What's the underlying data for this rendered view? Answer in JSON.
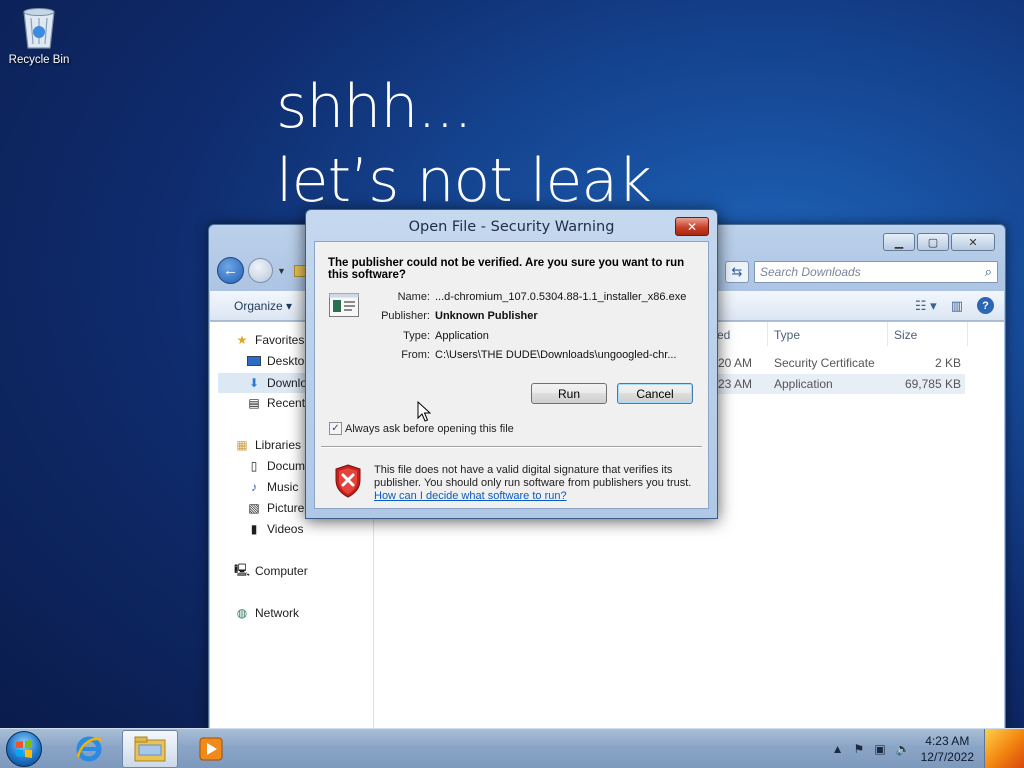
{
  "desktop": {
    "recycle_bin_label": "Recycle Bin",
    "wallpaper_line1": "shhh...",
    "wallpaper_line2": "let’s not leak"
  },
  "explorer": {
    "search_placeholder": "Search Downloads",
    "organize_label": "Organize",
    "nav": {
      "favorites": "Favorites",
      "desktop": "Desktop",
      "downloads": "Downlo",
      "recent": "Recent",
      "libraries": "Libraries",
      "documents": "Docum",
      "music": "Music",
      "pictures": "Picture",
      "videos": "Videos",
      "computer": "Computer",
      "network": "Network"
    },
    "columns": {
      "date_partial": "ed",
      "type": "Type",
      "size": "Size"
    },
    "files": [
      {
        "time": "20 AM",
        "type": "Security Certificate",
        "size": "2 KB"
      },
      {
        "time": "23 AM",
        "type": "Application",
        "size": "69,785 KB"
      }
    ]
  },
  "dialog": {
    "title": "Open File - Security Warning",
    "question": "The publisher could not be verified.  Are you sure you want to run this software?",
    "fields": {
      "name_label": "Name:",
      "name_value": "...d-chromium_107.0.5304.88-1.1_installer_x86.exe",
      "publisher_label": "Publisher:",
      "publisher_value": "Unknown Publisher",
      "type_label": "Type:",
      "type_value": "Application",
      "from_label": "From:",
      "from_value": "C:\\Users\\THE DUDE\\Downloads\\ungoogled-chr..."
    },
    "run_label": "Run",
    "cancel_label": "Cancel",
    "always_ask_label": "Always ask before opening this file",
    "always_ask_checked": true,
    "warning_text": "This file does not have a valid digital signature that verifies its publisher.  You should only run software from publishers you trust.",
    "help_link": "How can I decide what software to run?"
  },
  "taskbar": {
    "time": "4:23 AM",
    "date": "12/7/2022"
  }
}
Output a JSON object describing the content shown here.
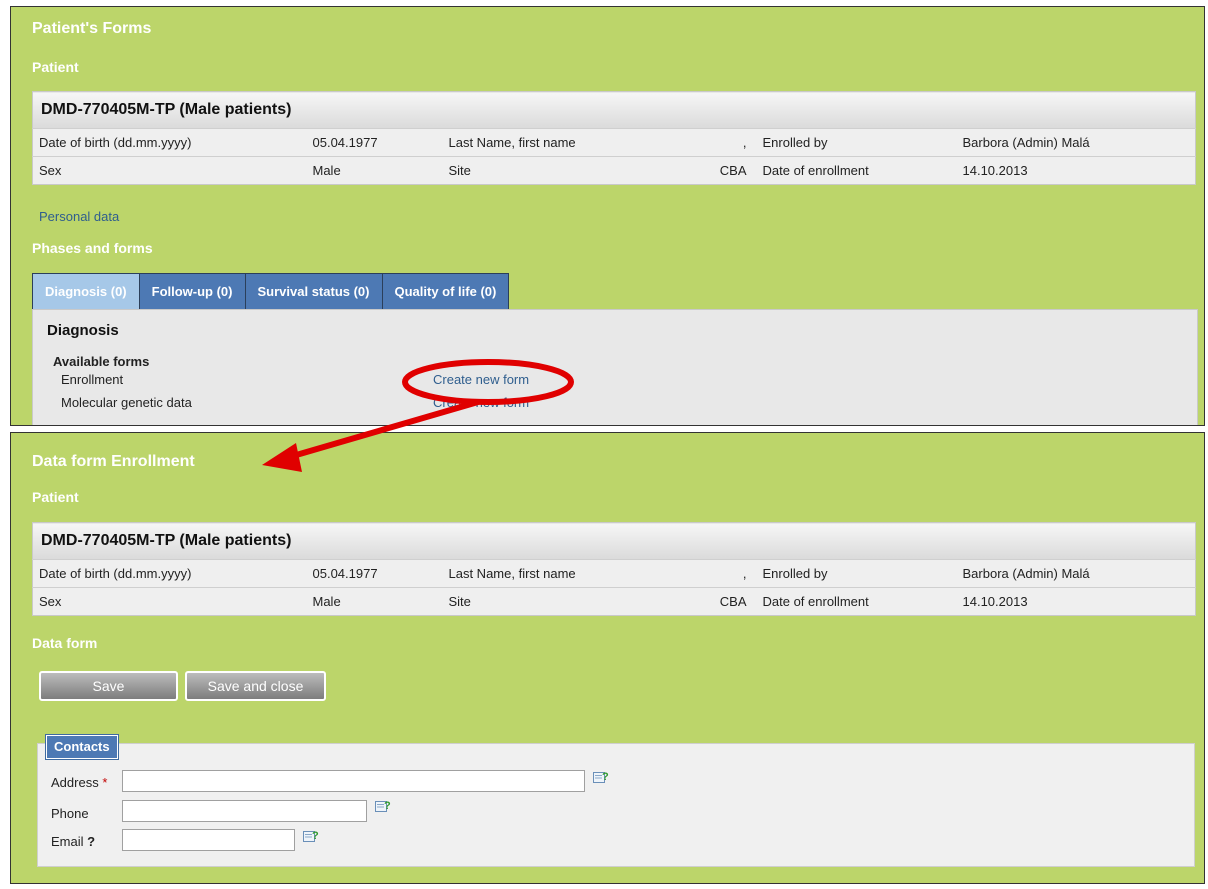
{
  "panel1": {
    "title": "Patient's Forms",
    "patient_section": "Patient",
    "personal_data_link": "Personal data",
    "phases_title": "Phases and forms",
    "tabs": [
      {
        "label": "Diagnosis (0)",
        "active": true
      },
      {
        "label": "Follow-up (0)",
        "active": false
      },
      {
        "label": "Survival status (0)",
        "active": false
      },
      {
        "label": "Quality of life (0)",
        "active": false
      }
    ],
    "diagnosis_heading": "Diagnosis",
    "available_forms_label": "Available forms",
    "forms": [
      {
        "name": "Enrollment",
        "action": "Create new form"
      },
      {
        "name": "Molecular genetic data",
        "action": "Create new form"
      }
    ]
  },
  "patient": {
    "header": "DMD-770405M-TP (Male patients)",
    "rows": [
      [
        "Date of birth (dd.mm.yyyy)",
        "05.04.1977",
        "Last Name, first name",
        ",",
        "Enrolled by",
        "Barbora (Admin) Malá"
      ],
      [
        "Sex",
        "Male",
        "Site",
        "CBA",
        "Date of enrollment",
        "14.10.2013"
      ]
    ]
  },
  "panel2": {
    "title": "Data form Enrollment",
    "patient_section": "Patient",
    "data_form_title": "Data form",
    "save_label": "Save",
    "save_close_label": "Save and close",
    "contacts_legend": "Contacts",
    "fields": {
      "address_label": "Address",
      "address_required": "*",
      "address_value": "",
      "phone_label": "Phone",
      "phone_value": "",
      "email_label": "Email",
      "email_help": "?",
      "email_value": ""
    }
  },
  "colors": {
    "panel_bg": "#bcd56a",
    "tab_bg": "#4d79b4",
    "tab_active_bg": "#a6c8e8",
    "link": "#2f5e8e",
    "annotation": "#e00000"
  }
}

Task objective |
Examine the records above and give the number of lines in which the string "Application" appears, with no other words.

Response to this exercise |
2